"Your wrongs do set a scandal on my sex"
Happy International Women's Day!
It's an oft-debated question: how did Shakespeare feel about women?
There are many who surmise (not illogically, given the plot of Taming of the Shrew alone) that he was, obviously, like all men of his time and culture, a misogynist. There are countless examples in his work that may be taken as evidence to support this assumption, and I strongly recommend that you (if you haven't already) read all of it.
However, if you're really determined to pry open the Bard's soul and attempt to understand all that lurks there, you have but one option, as far as I can tell.

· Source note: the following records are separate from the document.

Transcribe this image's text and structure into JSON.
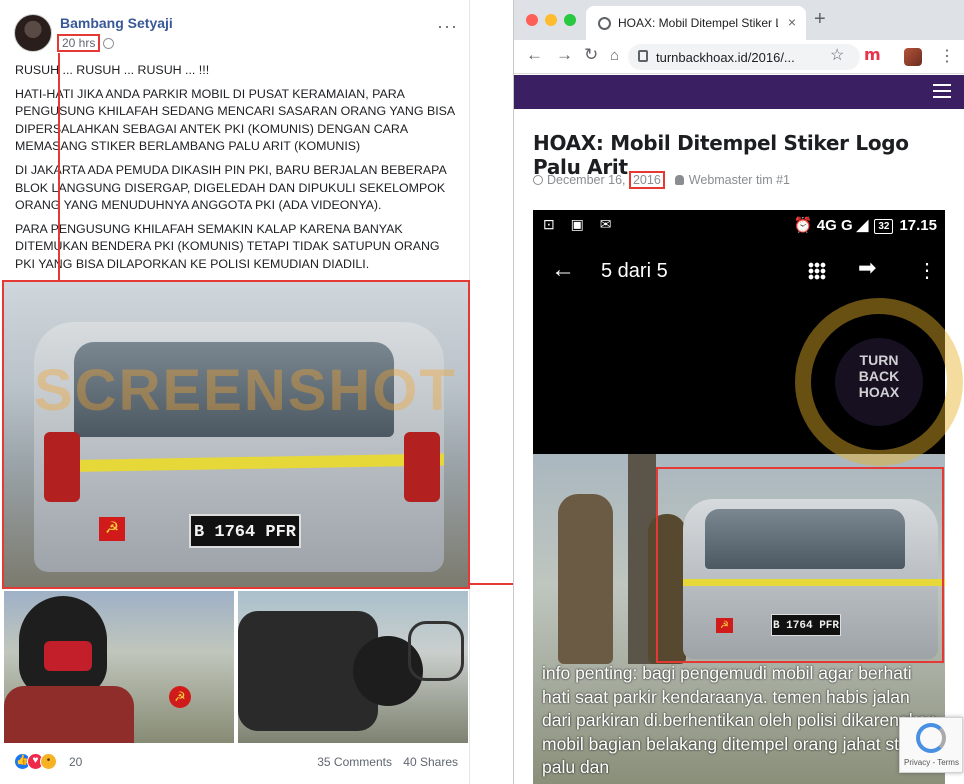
{
  "facebook": {
    "author": "Bambang Setyaji",
    "time": "20 hrs",
    "more": "···",
    "paragraphs": [
      "RUSUH ... RUSUH ... RUSUH ... !!!",
      "HATI-HATI JIKA ANDA PARKIR MOBIL DI PUSAT KERAMAIAN, PARA PENGUSUNG KHILAFAH SEDANG MENCARI SASARAN ORANG YANG BISA DIPERSALAHKAN SEBAGAI ANTEK PKI (KOMUNIS) DENGAN CARA MEMASANG STIKER BERLAMBANG PALU ARIT (KOMUNIS)",
      "DI JAKARTA ADA PEMUDA DIKASIH PIN PKI, BARU BERJALAN BEBERAPA BLOK LANGSUNG DISERGAP, DIGELEDAH DAN DIPUKULI SEKELOMPOK ORANG YANG MENUDUHNYA ANGGOTA PKI (ADA VIDEONYA).",
      "PARA PENGUSUNG KHILAFAH SEMAKIN KALAP KARENA BANYAK DITEMUKAN BENDERA PKI (KOMUNIS) TETAPI TIDAK SATUPUN ORANG PKI YANG BISA DILAPORKAN KE POLISI KEMUDIAN DIADILI."
    ],
    "plate": "B 1764 PFR",
    "watermark": "SCREENSHOT BY",
    "reaction_count": "20",
    "comments": "35 Comments",
    "shares": "40 Shares"
  },
  "browser": {
    "tab_title": "HOAX: Mobil Ditempel Stiker Lo",
    "tab_close": "×",
    "new_tab": "+",
    "url": "turnbackhoax.id/2016/...",
    "article": {
      "title": "HOAX: Mobil Ditempel Stiker Logo Palu Arit",
      "date_prefix": "December 16, ",
      "date_year": "2016",
      "author": "Webmaster tim #1"
    },
    "phone": {
      "status_left": "⊡ ▣ ✉",
      "network": "⏰ 4G G ◢",
      "battery": "32",
      "clock": "17.15",
      "gallery_title": "5 dari 5",
      "plate": "B 1764 PFR",
      "caption": "info penting: bagi pengemudi mobil agar berhati hati saat parkir kendaraanya. temen habis jalan dari parkiran di.berhentikan oleh polisi dikarenakan mobil bagian belakang ditempel orang jahat stiker palu dan"
    },
    "badge_text": "TURN BACK HOAX",
    "recaptcha": "Privacy - Terms"
  },
  "colors": {
    "highlight": "#e53935",
    "fb_link": "#385898",
    "site_bar": "#3b1f63"
  }
}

That is: read every one of his plays, and then put yourself in the shoes of EVERY ONE OF HIS CHARACTERS by preparing and executing a performance of each and every role.
Having not yet accomplished this feat personally, I can only offer speculation as to what you might discover by doing so, and my speculation is this: no human being so apparently capable of seeing the world from the perspective of such a vast and varied range of fellow human beings could possibly presume an inherent "superiority" over a single one of them, regardless of their gender or any other genetically derived characteristic.
Or, to put it another way, if Shakespeare truly believed women to be biologically more shallow, stupid, fearful, or "wicked" than men, he never could nor would have written so many profoundly intelligent, courageous, and morally "righteous" female characters.
He shows us women who are flawed, of course, as all human beings are flawed. Victims? Certainly, as we all are: victims of the multitude of circumstances (including a misogynist society) that make up the life of a human being. But "inferior"? Try explaining that to Beatrice, or Cleopatra, or Isabella, or Juliet, or Lady Macbeth, or Olivia, or Portia, or Rosalind, or Tamora, or Volumnia (to name just the first ten that pop alphabetically into my head)…
And, since you (I) brought it up: how about the magnificent Kate? A woman so strong, so confident, so smart and funny and spirited that the only alternative left for the men in her life who felt they needed to own her was a non-surgical lobotomy.
It's a common, dangerous mistake to confuse the words and actions of a playwright's creation with those of the playwright. However, I'm prepared to believe that William Shakespeare had a lot more in common with his "shrew", than with those who would have her "tamed".